People have traditionally turned to ritual to help them frame and acknowledge and ultimately even find joy in just such a paradox of being human – in the fact that so much of what we desire for our happiness and need for our survival comes at a heavy cost. We kill to eat, we cut down trees to build our homes, we exploit other people and the earth. Sacrifice – of nature, of the interests of others, even of our earlier selves – appears to be an inescapable part of our condition, the unavoidable price of all our achievements.

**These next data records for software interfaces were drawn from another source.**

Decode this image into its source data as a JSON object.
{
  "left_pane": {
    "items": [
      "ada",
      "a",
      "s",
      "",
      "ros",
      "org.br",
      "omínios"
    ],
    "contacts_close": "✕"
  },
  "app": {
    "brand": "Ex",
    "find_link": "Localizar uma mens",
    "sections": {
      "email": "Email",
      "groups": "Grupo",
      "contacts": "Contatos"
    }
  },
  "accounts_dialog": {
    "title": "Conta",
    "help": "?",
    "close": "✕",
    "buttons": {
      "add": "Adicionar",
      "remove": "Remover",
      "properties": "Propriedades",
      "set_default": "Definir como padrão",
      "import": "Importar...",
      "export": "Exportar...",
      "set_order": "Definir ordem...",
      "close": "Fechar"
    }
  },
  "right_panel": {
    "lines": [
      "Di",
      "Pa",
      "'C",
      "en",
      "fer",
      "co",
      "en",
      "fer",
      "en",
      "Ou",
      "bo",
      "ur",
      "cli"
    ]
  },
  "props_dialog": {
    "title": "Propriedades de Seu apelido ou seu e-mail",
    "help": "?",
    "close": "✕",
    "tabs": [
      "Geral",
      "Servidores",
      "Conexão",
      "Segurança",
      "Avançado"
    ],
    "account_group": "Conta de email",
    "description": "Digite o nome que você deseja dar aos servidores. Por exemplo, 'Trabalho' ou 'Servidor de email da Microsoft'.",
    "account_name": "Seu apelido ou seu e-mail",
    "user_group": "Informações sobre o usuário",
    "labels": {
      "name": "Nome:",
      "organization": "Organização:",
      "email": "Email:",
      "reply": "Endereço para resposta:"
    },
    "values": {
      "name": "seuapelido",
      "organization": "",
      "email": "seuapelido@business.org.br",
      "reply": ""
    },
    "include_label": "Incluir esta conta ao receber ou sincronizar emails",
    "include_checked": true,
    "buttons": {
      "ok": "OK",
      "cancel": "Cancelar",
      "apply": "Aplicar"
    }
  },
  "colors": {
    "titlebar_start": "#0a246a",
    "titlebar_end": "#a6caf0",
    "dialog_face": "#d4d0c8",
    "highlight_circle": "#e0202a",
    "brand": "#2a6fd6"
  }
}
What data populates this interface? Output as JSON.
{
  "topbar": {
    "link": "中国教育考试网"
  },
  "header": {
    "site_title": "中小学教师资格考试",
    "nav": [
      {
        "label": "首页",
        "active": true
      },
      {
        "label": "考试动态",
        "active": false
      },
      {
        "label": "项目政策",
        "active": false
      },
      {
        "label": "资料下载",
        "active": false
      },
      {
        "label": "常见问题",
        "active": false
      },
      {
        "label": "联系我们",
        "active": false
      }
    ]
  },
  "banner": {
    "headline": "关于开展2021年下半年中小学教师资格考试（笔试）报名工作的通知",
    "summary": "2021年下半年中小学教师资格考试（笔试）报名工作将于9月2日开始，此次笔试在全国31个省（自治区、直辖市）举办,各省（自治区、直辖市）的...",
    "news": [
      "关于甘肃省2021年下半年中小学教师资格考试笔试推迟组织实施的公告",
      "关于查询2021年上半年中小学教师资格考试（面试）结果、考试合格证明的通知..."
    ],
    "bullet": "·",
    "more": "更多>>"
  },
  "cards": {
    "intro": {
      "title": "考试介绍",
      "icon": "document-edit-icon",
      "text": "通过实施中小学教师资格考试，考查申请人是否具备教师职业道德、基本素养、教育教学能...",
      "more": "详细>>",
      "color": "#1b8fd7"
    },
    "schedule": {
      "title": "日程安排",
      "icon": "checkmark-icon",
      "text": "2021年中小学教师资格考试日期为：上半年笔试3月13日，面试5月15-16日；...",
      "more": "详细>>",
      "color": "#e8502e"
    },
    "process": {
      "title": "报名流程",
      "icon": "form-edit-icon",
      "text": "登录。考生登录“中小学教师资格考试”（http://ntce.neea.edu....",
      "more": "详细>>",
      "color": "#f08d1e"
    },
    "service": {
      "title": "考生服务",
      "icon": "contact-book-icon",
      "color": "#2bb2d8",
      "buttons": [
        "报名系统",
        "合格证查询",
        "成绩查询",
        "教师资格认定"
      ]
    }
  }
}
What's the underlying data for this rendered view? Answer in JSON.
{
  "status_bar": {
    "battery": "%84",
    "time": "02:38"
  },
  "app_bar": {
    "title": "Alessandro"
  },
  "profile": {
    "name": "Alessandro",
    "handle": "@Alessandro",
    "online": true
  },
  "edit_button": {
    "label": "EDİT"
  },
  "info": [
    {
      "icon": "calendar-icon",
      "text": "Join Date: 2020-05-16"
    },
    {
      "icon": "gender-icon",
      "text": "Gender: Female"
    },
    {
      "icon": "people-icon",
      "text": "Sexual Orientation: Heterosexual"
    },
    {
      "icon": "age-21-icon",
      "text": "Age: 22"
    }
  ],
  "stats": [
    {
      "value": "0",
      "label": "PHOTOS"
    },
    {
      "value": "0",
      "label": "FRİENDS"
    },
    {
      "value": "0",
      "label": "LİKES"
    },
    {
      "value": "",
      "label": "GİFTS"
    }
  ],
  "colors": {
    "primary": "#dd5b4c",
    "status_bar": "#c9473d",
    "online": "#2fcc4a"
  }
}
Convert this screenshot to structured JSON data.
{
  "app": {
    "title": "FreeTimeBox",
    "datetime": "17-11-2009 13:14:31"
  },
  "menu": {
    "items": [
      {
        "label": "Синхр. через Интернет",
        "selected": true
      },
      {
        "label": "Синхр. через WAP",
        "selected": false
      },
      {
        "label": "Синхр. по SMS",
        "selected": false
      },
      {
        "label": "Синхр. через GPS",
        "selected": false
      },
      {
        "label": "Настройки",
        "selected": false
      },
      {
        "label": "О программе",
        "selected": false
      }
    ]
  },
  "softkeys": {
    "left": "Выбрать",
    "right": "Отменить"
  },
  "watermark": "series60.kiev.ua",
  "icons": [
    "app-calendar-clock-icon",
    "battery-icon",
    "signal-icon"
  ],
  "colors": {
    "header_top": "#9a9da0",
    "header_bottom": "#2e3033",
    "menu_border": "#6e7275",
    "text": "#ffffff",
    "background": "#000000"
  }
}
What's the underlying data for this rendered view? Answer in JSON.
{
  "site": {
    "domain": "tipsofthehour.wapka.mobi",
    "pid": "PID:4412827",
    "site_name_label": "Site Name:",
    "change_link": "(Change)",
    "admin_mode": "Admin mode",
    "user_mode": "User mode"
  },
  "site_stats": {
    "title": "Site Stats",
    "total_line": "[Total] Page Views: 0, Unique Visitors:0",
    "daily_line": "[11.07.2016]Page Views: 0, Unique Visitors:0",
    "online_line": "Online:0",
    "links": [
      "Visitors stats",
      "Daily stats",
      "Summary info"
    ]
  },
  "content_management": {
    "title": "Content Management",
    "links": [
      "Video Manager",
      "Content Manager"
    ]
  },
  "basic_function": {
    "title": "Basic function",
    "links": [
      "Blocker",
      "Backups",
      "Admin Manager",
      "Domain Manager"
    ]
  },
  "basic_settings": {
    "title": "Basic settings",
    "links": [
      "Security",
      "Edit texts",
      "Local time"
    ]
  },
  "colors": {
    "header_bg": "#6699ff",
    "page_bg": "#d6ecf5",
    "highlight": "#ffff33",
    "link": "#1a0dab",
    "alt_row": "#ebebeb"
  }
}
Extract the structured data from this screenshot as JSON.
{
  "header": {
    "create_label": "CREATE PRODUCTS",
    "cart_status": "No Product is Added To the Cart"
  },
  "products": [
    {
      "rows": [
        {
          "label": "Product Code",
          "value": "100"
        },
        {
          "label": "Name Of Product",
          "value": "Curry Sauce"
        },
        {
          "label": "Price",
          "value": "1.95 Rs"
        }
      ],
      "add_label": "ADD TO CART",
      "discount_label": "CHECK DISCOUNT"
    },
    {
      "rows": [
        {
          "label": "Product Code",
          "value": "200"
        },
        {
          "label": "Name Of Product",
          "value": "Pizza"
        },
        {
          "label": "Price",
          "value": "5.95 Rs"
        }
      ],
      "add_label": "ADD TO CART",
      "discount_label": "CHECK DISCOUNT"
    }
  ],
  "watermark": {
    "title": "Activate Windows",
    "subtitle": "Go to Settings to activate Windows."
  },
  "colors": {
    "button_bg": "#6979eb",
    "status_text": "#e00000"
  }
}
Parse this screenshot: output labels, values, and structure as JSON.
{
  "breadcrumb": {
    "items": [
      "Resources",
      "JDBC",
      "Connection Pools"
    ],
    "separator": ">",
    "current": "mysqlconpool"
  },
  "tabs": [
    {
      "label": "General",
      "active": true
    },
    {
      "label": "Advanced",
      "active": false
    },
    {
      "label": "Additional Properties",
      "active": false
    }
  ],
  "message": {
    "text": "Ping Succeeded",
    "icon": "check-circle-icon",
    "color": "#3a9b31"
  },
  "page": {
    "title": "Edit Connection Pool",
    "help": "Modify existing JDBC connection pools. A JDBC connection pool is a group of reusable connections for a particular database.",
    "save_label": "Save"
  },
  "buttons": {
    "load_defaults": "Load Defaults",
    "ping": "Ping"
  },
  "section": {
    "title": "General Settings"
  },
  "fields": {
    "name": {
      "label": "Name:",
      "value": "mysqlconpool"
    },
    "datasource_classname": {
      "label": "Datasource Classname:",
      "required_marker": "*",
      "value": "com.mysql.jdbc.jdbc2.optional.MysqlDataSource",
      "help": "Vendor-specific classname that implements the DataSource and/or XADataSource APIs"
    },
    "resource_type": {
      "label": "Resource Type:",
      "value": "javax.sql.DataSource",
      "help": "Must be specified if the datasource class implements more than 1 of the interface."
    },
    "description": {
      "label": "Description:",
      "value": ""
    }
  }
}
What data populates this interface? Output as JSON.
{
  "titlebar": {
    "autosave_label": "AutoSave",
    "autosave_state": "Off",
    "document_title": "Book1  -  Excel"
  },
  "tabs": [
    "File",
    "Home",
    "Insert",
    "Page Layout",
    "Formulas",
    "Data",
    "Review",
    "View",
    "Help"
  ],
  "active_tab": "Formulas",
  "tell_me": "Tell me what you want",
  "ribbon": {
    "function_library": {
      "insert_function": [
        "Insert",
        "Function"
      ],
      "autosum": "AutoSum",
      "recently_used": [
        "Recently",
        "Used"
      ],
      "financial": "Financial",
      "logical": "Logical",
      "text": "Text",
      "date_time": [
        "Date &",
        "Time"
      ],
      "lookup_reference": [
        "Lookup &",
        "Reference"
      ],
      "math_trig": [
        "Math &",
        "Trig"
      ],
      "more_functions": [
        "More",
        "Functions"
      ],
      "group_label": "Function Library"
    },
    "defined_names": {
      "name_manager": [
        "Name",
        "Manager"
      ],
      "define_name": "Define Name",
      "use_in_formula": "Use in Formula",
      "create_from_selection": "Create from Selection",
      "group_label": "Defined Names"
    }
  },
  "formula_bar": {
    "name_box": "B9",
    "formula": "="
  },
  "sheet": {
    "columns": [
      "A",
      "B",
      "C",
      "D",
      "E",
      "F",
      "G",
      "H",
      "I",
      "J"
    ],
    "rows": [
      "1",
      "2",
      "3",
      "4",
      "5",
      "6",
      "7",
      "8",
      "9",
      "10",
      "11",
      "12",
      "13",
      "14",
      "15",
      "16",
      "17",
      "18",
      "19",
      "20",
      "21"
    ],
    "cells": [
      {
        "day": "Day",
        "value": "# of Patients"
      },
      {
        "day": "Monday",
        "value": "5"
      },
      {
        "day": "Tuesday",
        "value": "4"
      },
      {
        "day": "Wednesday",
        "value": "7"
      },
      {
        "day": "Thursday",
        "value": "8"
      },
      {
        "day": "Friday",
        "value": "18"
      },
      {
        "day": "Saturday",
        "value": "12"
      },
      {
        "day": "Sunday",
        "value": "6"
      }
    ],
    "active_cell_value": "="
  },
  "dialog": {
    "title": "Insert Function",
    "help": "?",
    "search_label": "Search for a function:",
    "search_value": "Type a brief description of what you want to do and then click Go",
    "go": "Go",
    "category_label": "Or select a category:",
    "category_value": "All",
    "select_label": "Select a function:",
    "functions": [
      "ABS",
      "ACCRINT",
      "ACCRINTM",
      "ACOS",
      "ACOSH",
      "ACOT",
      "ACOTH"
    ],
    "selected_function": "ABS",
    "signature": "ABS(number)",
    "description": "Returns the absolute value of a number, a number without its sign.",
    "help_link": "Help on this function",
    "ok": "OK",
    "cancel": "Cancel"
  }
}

A successful ritual is one that addresses both aspects of our predicament, recalling us to the shamefulness of our deeds at the same time it celebrates what the poet Frederick Turner calls “the beauty we have paid for with our shame.” Without the double awareness pricked by such rituals, people are liable to find themselves either plundering the earth without restraint or descending into self-loathing and misanthropy.
― Michael Pollan, A Place of My Own: The Education of an Amateur Builder
Modern weaponry has changed what it means to be a warrior. Showy technical skills are little use against bullets and rocket propelled grenades. I think most of us remember this poor guy from Indiana Jones: Raiders of the Lost Ark.
Video via Patrick Roe via YouTube.
There was a time, however, when there was room for performance before fighting. Exhibiting elegance or skill might garner respect from an opponent; exhibiting frenzy and strength might scare them out of wanting to fight you. This pageantry has been largely dismissed as battle tactic, although it still appears in ceremonial settings.
Haka party waiting to perform for the Duke of York, 1901
The Maori people of New Zealand have a tradition called haka peruperu, or dance of war. Each tribe has its own haka (dances) that have been passed down for centuries, serving as challenges and war cries in preparation for battle. The goal of battle was to kill all of the opposing force so that there were no survivors to exact revenge. Haka performance was designed to intimidate the opponent and give him a last chance to back out before slaughter ensued, all the while building teamwork, cohesion and focus among fighters. Unorganized and out of synch performances were bad omens. It was imperative that every single participant move with the group as anything else would shake the warriors confidence and set them up for failure. Practicing these forms was a bonding ritual which also helped decide who lived and who died.
The haka peruperu consists of a series of postures, vigorous movements and rhythmic shouting. It is performed mostly by men, although women may take part in a limited fashion in some instances. There are other forms of haka entirely for women, some for mixed groups, and some for children. In peruperu, the focus is on being as terrifying as possible. Eyes are opened wide and tongues flash rapidly in a movement which recalls that of a snake preparing to strike. Men leap and squat, beating their hands on their chests and thighs and stamping their feet, using their bodies as musical instruments. Chanting, grunting and screaming are all employed to amplify the effect.
Today, haka peruperu are performed by New Zealand sports teams before (and sometimes after) matches, by the armed forces of New Zealand in military ceremonies such as funerals, and by traditional groups performing in communities and for foreign dignitaries.